Frederick J. Wertz on Heidegger's contributions to psychology.
There is probably no movement in philosophy that has produced more significant psychological works than that of existential phenomenology. Beyond Husserl, Martin Heidegger did not himself engage in psychology, but his thinking has been highly influential. Heidegger’s early opus, Being and Time, is a work in phenomenological ontology. However, its methodical tack – namely, to address the question of the meaning of Being by investigating the Being of the entity questioning Being, Dasein – requires and delivers an extensive analysis of Existence. As such, Heidegger has provided psychologists with a rich and elaborate, non-Cartesian conceptualization of the character and fundamental dimensions of human existence. In Heidegger’s description, Dasein is neither an isolated thing nor even a consciousness but is Existence itself, that is, an intricately structured Being-in-the-world including the ready and present-to-hand spatiality, sociality, moodedness, understanding, discourse, and temporality, all of which make up a holistic structure whose essence is Care. This vision of the “person” has been seized by psychologists studying the full spectrum of the field’s topics. For instance, Heidegger teaches us that although our human lives are basically anonymous and collectively structured, we also have the potential to be uniquely individual, and, in our directedness to our finitude and death, our lives – through our engagement in spatiality, sociality, and temporality – can become more authentically our own. In addition, Heidegger’s articulation of “the hermeneutic circle,” as a phenomenological research method applied in his interpretation of existence, has demonstrated how studies of human being can overcome preconceptions and gain fresh, grounded knowledge.

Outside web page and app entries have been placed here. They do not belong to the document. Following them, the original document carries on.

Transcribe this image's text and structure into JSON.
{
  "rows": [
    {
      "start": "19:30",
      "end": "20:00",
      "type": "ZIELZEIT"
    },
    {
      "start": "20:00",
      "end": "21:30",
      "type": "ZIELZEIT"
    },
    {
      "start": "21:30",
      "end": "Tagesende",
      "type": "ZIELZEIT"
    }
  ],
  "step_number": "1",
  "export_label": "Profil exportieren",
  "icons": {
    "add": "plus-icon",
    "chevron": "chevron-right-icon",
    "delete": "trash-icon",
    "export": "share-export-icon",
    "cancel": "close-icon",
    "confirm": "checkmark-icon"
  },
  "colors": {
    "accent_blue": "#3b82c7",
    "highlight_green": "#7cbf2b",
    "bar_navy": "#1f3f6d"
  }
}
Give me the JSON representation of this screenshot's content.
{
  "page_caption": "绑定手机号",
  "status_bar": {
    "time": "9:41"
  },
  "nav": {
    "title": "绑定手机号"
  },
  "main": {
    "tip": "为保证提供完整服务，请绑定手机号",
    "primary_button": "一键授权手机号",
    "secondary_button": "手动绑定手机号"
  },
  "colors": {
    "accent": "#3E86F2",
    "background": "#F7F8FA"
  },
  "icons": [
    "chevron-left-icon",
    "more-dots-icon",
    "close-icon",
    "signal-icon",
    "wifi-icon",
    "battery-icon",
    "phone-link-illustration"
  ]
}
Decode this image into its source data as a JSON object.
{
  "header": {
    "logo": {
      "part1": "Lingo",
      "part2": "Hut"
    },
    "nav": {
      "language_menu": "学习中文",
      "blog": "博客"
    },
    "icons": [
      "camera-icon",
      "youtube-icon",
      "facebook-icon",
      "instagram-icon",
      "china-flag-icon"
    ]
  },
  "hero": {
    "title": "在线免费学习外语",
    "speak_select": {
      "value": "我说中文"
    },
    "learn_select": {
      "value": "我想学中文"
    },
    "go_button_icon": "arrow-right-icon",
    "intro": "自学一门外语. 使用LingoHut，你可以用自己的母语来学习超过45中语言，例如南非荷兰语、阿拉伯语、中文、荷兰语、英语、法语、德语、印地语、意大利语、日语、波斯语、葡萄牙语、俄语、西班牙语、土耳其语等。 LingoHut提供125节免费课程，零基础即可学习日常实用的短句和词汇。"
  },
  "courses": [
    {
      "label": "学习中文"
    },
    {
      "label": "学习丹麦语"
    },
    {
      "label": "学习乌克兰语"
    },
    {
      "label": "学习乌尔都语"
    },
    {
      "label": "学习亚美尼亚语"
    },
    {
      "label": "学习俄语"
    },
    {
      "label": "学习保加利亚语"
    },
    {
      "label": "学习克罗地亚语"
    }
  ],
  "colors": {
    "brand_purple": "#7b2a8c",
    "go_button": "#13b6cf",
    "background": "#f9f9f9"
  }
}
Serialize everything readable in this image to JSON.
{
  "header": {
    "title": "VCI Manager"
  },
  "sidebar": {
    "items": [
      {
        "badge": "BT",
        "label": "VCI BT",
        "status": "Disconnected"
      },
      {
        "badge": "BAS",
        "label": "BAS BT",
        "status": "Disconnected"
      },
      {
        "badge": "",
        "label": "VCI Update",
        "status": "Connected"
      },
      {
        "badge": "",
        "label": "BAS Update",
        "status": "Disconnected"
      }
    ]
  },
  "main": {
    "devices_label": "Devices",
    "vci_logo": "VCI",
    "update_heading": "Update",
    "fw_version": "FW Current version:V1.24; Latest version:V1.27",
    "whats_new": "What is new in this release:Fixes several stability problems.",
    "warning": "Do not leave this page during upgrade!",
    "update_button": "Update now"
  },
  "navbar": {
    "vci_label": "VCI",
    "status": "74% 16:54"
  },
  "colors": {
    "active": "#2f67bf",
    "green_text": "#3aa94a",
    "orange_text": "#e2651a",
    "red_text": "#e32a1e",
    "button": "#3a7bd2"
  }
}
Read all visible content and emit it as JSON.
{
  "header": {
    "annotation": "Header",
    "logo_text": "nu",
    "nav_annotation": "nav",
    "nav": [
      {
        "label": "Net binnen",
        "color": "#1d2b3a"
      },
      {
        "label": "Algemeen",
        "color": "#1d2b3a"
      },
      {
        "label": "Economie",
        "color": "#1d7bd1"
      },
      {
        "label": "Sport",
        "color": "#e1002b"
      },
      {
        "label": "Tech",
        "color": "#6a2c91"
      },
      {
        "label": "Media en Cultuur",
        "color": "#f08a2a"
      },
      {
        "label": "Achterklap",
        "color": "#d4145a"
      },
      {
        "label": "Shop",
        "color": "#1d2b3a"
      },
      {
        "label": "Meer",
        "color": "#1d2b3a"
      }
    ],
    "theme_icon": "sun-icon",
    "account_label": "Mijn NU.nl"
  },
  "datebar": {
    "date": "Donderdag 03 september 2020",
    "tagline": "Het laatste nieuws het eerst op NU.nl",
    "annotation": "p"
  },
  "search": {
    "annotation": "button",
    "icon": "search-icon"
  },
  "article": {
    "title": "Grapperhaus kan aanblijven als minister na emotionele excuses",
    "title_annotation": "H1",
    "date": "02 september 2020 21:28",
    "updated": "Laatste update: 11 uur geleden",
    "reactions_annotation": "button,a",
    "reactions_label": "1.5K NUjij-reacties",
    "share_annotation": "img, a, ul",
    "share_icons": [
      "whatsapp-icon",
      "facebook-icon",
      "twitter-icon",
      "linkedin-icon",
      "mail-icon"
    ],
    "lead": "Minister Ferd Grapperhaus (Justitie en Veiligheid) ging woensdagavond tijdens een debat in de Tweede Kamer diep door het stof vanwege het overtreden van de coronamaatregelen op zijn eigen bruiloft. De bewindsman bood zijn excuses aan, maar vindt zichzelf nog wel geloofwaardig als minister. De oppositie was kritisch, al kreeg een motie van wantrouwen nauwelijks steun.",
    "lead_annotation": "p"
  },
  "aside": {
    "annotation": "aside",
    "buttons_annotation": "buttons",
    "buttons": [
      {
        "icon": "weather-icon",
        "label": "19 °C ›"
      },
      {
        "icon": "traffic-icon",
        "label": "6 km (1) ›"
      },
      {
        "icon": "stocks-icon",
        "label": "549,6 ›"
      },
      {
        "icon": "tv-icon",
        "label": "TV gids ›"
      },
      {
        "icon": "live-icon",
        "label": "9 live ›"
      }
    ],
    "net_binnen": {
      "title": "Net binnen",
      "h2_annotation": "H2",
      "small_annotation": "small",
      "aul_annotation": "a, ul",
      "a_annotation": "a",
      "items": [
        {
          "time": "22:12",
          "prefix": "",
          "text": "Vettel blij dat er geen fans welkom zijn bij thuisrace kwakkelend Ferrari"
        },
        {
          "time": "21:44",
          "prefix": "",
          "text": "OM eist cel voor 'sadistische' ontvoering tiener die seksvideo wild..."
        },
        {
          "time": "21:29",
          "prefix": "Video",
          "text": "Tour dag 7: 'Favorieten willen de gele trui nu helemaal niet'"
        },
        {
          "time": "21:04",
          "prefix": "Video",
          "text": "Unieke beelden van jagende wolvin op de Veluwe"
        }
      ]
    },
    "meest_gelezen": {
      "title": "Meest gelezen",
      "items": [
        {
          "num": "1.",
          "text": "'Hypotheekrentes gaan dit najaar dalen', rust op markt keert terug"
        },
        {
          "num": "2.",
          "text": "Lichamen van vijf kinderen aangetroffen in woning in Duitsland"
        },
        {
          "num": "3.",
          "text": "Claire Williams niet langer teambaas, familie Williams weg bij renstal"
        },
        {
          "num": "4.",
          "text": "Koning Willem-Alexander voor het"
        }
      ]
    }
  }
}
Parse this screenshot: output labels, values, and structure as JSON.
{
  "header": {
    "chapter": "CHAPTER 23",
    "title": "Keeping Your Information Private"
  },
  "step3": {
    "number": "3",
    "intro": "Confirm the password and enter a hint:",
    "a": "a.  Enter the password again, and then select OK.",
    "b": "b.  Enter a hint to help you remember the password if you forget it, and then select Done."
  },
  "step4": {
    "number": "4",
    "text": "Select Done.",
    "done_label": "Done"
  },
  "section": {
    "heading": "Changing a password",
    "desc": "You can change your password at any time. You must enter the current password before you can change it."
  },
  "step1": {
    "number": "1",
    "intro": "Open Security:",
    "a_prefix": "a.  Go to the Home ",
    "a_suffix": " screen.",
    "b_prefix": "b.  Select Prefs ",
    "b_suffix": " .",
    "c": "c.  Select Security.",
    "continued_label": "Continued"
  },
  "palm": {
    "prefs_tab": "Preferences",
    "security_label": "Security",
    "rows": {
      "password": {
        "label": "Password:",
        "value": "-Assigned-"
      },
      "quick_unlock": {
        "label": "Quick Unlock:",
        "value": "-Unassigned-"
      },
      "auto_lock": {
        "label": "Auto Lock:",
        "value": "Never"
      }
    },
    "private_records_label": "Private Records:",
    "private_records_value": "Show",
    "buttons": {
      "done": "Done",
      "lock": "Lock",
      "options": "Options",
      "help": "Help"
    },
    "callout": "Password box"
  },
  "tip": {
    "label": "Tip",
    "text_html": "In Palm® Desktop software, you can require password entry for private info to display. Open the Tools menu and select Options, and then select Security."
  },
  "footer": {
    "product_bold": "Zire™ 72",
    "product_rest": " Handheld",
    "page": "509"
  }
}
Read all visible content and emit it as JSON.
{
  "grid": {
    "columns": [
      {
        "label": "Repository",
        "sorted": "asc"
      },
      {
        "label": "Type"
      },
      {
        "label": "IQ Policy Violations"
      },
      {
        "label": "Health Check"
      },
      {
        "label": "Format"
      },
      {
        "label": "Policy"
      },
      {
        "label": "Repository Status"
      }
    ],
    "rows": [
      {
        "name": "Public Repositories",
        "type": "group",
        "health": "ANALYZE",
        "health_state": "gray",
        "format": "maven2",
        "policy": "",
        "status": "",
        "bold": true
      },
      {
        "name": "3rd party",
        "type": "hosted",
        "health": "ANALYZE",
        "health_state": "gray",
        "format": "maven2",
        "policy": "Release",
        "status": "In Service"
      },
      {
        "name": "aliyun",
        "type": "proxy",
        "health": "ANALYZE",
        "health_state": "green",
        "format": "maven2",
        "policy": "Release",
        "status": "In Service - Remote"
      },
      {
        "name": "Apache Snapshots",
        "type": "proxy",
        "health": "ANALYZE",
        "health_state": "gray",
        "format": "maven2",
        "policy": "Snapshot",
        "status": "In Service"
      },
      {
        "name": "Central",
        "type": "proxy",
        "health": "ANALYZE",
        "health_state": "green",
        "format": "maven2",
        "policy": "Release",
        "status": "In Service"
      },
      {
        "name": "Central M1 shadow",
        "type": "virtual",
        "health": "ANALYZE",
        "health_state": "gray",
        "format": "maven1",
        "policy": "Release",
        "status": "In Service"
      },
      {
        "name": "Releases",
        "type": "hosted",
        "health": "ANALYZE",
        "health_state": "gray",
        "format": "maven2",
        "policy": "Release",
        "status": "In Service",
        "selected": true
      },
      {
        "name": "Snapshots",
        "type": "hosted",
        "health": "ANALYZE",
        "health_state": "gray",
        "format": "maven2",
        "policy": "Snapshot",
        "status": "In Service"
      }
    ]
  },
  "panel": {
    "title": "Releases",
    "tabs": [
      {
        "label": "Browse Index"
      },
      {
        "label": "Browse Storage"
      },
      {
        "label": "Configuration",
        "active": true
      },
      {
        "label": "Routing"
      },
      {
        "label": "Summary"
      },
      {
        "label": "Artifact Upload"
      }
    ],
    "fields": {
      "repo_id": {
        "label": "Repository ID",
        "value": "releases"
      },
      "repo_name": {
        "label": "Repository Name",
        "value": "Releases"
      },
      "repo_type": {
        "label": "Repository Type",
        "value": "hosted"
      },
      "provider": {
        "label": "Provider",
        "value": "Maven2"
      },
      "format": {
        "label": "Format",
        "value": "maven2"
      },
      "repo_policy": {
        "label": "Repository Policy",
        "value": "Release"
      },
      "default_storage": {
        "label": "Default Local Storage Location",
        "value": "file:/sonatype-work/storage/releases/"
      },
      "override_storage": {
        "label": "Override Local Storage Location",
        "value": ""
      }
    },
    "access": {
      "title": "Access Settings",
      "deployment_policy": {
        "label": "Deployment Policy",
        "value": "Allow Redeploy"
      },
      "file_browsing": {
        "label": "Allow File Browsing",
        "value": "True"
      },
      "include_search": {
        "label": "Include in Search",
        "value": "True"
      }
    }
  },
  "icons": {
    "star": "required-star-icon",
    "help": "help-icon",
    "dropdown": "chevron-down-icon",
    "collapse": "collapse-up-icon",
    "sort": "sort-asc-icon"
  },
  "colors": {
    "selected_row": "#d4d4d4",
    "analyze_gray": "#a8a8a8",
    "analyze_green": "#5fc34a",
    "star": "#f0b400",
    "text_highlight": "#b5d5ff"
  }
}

Heidegger’s later works on poetry, thought, and technology have also served as a resource for psychologists.